* [DATA SHOWN]
=====

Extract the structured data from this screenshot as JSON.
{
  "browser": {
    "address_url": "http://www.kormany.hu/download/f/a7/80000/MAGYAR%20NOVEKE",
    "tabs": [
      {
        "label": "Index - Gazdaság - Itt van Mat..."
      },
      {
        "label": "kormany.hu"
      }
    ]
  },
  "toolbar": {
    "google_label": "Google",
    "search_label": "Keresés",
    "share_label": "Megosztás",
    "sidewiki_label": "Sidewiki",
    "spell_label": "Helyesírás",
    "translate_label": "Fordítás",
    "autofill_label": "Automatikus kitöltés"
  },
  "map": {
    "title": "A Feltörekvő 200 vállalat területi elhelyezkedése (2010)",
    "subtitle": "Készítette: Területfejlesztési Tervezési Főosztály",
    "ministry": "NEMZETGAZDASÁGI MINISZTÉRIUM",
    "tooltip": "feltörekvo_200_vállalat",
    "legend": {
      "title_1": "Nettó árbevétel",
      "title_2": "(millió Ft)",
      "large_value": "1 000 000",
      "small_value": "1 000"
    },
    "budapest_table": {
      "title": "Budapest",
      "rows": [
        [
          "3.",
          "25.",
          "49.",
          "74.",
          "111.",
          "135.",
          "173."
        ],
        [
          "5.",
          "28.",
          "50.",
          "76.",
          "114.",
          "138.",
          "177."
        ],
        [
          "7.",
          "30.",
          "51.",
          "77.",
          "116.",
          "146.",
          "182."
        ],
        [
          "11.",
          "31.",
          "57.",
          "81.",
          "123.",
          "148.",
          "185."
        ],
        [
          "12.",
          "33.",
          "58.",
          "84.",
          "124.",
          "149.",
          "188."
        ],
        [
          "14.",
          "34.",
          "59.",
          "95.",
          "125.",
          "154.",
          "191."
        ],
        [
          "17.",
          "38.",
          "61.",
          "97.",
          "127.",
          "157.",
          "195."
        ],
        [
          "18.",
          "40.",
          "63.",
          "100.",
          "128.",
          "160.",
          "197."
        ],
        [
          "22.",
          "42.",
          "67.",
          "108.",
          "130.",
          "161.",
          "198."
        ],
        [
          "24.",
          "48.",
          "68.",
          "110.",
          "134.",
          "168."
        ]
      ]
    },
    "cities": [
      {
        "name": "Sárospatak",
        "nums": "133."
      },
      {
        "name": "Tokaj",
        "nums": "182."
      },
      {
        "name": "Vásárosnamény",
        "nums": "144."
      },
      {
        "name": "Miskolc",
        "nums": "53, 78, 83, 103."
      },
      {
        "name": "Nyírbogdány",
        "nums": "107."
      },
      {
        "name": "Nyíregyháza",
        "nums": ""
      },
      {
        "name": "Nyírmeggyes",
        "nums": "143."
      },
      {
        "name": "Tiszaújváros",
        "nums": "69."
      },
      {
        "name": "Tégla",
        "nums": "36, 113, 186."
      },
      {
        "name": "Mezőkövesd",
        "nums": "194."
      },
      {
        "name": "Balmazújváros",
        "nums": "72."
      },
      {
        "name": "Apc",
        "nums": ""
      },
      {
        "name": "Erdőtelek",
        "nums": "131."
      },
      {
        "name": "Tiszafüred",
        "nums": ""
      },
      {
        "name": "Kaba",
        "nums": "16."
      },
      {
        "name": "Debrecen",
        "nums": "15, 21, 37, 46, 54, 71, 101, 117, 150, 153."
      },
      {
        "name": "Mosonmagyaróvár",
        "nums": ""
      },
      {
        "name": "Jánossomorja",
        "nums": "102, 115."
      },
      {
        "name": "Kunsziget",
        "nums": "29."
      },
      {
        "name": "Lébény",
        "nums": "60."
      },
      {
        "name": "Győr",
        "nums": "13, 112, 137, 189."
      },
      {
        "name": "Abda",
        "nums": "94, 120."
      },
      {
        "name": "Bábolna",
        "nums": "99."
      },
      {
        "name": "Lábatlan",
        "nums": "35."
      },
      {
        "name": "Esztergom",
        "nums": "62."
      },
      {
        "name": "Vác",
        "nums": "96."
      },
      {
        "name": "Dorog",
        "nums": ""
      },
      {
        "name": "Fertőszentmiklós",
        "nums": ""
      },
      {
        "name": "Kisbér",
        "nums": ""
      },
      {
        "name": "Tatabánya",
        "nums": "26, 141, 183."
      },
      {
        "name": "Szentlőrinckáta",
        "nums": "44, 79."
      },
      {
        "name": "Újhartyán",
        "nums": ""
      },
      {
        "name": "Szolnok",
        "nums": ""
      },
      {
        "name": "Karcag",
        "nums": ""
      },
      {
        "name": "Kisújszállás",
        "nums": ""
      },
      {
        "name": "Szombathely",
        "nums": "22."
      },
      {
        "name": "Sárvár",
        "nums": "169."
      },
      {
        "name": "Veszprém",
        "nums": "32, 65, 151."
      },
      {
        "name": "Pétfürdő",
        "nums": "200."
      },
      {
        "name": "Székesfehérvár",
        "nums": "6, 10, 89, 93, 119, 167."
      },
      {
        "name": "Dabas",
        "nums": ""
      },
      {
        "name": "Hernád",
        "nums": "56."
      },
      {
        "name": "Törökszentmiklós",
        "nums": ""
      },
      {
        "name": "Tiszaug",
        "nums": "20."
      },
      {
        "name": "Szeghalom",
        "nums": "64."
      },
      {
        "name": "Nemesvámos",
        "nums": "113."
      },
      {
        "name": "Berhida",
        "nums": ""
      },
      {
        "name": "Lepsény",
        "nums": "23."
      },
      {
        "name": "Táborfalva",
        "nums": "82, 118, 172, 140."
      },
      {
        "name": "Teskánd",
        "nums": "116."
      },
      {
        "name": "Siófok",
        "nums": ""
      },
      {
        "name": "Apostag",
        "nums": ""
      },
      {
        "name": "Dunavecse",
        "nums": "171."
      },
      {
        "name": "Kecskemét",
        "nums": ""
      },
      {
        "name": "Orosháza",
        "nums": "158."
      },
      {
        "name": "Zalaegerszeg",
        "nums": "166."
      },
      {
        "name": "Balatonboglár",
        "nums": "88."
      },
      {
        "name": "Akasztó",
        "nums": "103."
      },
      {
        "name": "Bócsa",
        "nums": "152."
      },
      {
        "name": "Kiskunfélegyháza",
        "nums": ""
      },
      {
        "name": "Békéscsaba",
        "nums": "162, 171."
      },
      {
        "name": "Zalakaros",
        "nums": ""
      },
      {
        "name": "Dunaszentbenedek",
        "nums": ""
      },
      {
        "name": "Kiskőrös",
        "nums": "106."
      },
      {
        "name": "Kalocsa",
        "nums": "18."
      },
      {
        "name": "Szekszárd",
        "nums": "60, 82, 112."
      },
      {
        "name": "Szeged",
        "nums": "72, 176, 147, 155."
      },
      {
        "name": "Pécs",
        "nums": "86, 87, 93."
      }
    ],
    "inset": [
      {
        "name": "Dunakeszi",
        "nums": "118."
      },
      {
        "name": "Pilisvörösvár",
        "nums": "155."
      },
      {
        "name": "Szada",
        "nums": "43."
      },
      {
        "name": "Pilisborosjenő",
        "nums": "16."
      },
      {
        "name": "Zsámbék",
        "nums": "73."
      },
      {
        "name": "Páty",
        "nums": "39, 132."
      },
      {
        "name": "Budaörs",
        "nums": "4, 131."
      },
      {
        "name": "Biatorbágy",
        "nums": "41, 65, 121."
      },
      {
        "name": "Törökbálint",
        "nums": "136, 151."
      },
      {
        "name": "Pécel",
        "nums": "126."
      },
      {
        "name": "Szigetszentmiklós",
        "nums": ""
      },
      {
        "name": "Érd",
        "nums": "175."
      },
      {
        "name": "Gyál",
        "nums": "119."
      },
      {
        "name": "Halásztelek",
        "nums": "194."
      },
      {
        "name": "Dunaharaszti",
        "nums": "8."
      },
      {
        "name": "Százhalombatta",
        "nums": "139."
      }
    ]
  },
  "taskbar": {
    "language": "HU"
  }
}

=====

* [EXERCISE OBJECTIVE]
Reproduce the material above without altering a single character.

* [RESPONSE TO THIS EXERCISE]
Extract the structured data from this screenshot as JSON.
{
  "browser": {
    "address_url": "http://www.kormany.hu/download/f/a7/80000/MAGYAR%20NOVEKE",
    "tabs": [
      {
        "label": "Index - Gazdaság - Itt van Mat..."
      },
      {
        "label": "kormany.hu"
      }
    ]
  },
  "toolbar": {
    "google_label": "Google",
    "search_label": "Keresés",
    "share_label": "Megosztás",
    "sidewiki_label": "Sidewiki",
    "spell_label": "Helyesírás",
    "translate_label": "Fordítás",
    "autofill_label": "Automatikus kitöltés"
  },
  "map": {
    "title": "A Feltörekvő 200 vállalat területi elhelyezkedése (2010)",
    "subtitle": "Készítette: Területfejlesztési Tervezési Főosztály",
    "ministry": "NEMZETGAZDASÁGI MINISZTÉRIUM",
    "tooltip": "feltörekvo_200_vállalat",
    "legend": {
      "title_1": "Nettó árbevétel",
      "title_2": "(millió Ft)",
      "large_value": "1 000 000",
      "small_value": "1 000"
    },
    "budapest_table": {
      "title": "Budapest",
      "rows": [
        [
          "3.",
          "25.",
          "49.",
          "74.",
          "111.",
          "135.",
          "173."
        ],
        [
          "5.",
          "28.",
          "50.",
          "76.",
          "114.",
          "138.",
          "177."
        ],
        [
          "7.",
          "30.",
          "51.",
          "77.",
          "116.",
          "146.",
          "182."
        ],
        [
          "11.",
          "31.",
          "57.",
          "81.",
          "123.",
          "148.",
          "185."
        ],
        [
          "12.",
          "33.",
          "58.",
          "84.",
          "124.",
          "149.",
          "188."
        ],
        [
          "14.",
          "34.",
          "59.",
          "95.",
          "125.",
          "154.",
          "191."
        ],
        [
          "17.",
          "38.",
          "61.",
          "97.",
          "127.",
          "157.",
          "195."
        ],
        [
          "18.",
          "40.",
          "63.",
          "100.",
          "128.",
          "160.",
          "197."
        ],
        [
          "22.",
          "42.",
          "67.",
          "108.",
          "130.",
          "161.",
          "198."
        ],
        [
          "24.",
          "48.",
          "68.",
          "110.",
          "134.",
          "168."
        ]
      ]
    },
    "cities": [
      {
        "name": "Sárospatak",
        "nums": "133."
      },
      {
        "name": "Tokaj",
        "nums": "182."
      },
      {
        "name": "Vásárosnamény",
        "nums": "144."
      },
      {
        "name": "Miskolc",
        "nums": "53, 78, 83, 103."
      },
      {
        "name": "Nyírbogdány",
        "nums": "107."
      },
      {
        "name": "Nyíregyháza",
        "nums": ""
      },
      {
        "name": "Nyírmeggyes",
        "nums": "143."
      },
      {
        "name": "Tiszaújváros",
        "nums": "69."
      },
      {
        "name": "Tégla",
        "nums": "36, 113, 186."
      },
      {
        "name": "Mezőkövesd",
        "nums": "194."
      },
      {
        "name": "Balmazújváros",
        "nums": "72."
      },
      {
        "name": "Apc",
        "nums": ""
      },
      {
        "name": "Erdőtelek",
        "nums": "131."
      },
      {
        "name": "Tiszafüred",
        "nums": ""
      },
      {
        "name": "Kaba",
        "nums": "16."
      },
      {
        "name": "Debrecen",
        "nums": "15, 21, 37, 46, 54, 71, 101, 117, 150, 153."
      },
      {
        "name": "Mosonmagyaróvár",
        "nums": ""
      },
      {
        "name": "Jánossomorja",
        "nums": "102, 115."
      },
      {
        "name": "Kunsziget",
        "nums": "29."
      },
      {
        "name": "Lébény",
        "nums": "60."
      },
      {
        "name": "Győr",
        "nums": "13, 112, 137, 189."
      },
      {
        "name": "Abda",
        "nums": "94, 120."
      },
      {
        "name": "Bábolna",
        "nums": "99."
      },
      {
        "name": "Lábatlan",
        "nums": "35."
      },
      {
        "name": "Esztergom",
        "nums": "62."
      },
      {
        "name": "Vác",
        "nums": "96."
      },
      {
        "name": "Dorog",
        "nums": ""
      },
      {
        "name": "Fertőszentmiklós",
        "nums": ""
      },
      {
        "name": "Kisbér",
        "nums": ""
      },
      {
        "name": "Tatabánya",
        "nums": "26, 141, 183."
      },
      {
        "name": "Szentlőrinckáta",
        "nums": "44, 79."
      },
      {
        "name": "Újhartyán",
        "nums": ""
      },
      {
        "name": "Szolnok",
        "nums": ""
      },
      {
        "name": "Karcag",
        "nums": ""
      },
      {
        "name": "Kisújszállás",
        "nums": ""
      },
      {
        "name": "Szombathely",
        "nums": "22."
      },
      {
        "name": "Sárvár",
        "nums": "169."
      },
      {
        "name": "Veszprém",
        "nums": "32, 65, 151."
      },
      {
        "name": "Pétfürdő",
        "nums": "200."
      },
      {
        "name": "Székesfehérvár",
        "nums": "6, 10, 89, 93, 119, 167."
      },
      {
        "name": "Dabas",
        "nums": ""
      },
      {
        "name": "Hernád",
        "nums": "56."
      },
      {
        "name": "Törökszentmiklós",
        "nums": ""
      },
      {
        "name": "Tiszaug",
        "nums": "20."
      },
      {
        "name": "Szeghalom",
        "nums": "64."
      },
      {
        "name": "Nemesvámos",
        "nums": "113."
      },
      {
        "name": "Berhida",
        "nums": ""
      },
      {
        "name": "Lepsény",
        "nums": "23."
      },
      {
        "name": "Táborfalva",
        "nums": "82, 118, 172, 140."
      },
      {
        "name": "Teskánd",
        "nums": "116."
      },
      {
        "name": "Siófok",
        "nums": ""
      },
      {
        "name": "Apostag",
        "nums": ""
      },
      {
        "name": "Dunavecse",
        "nums": "171."
      },
      {
        "name": "Kecskemét",
        "nums": ""
      },
      {
        "name": "Orosháza",
        "nums": "158."
      },
      {
        "name": "Zalaegerszeg",
        "nums": "166."
      },
      {
        "name": "Balatonboglár",
        "nums": "88."
      },
      {
        "name": "Akasztó",
        "nums": "103."
      },
      {
        "name": "Bócsa",
        "nums": "152."
      },
      {
        "name": "Kiskunfélegyháza",
        "nums": ""
      },
      {
        "name": "Békéscsaba",
        "nums": "162, 171."
      },
      {
        "name": "Zalakaros",
        "nums": ""
      },
      {
        "name": "Dunaszentbenedek",
        "nums": ""
      },
      {
        "name": "Kiskőrös",
        "nums": "106."
      },
      {
        "name": "Kalocsa",
        "nums": "18."
      },
      {
        "name": "Szekszárd",
        "nums": "60, 82, 112."
      },
      {
        "name": "Szeged",
        "nums": "72, 176, 147, 155."
      },
      {
        "name": "Pécs",
        "nums": "86, 87, 93."
      }
    ],
    "inset": [
      {
        "name": "Dunakeszi",
        "nums": "118."
      },
      {
        "name": "Pilisvörösvár",
        "nums": "155."
      },
      {
        "name": "Szada",
        "nums": "43."
      },
      {
        "name": "Pilisborosjenő",
        "nums": "16."
      },
      {
        "name": "Zsámbék",
        "nums": "73."
      },
      {
        "name": "Páty",
        "nums": "39, 132."
      },
      {
        "name": "Budaörs",
        "nums": "4, 131."
      },
      {
        "name": "Biatorbágy",
        "nums": "41, 65, 121."
      },
      {
        "name": "Törökbálint",
        "nums": "136, 151."
      },
      {
        "name": "Pécel",
        "nums": "126."
      },
      {
        "name": "Szigetszentmiklós",
        "nums": ""
      },
      {
        "name": "Érd",
        "nums": "175."
      },
      {
        "name": "Gyál",
        "nums": "119."
      },
      {
        "name": "Halásztelek",
        "nums": "194."
      },
      {
        "name": "Dunaharaszti",
        "nums": "8."
      },
      {
        "name": "Százhalombatta",
        "nums": "139."
      }
    ]
  },
  "taskbar": {
    "language": "HU"
  }
}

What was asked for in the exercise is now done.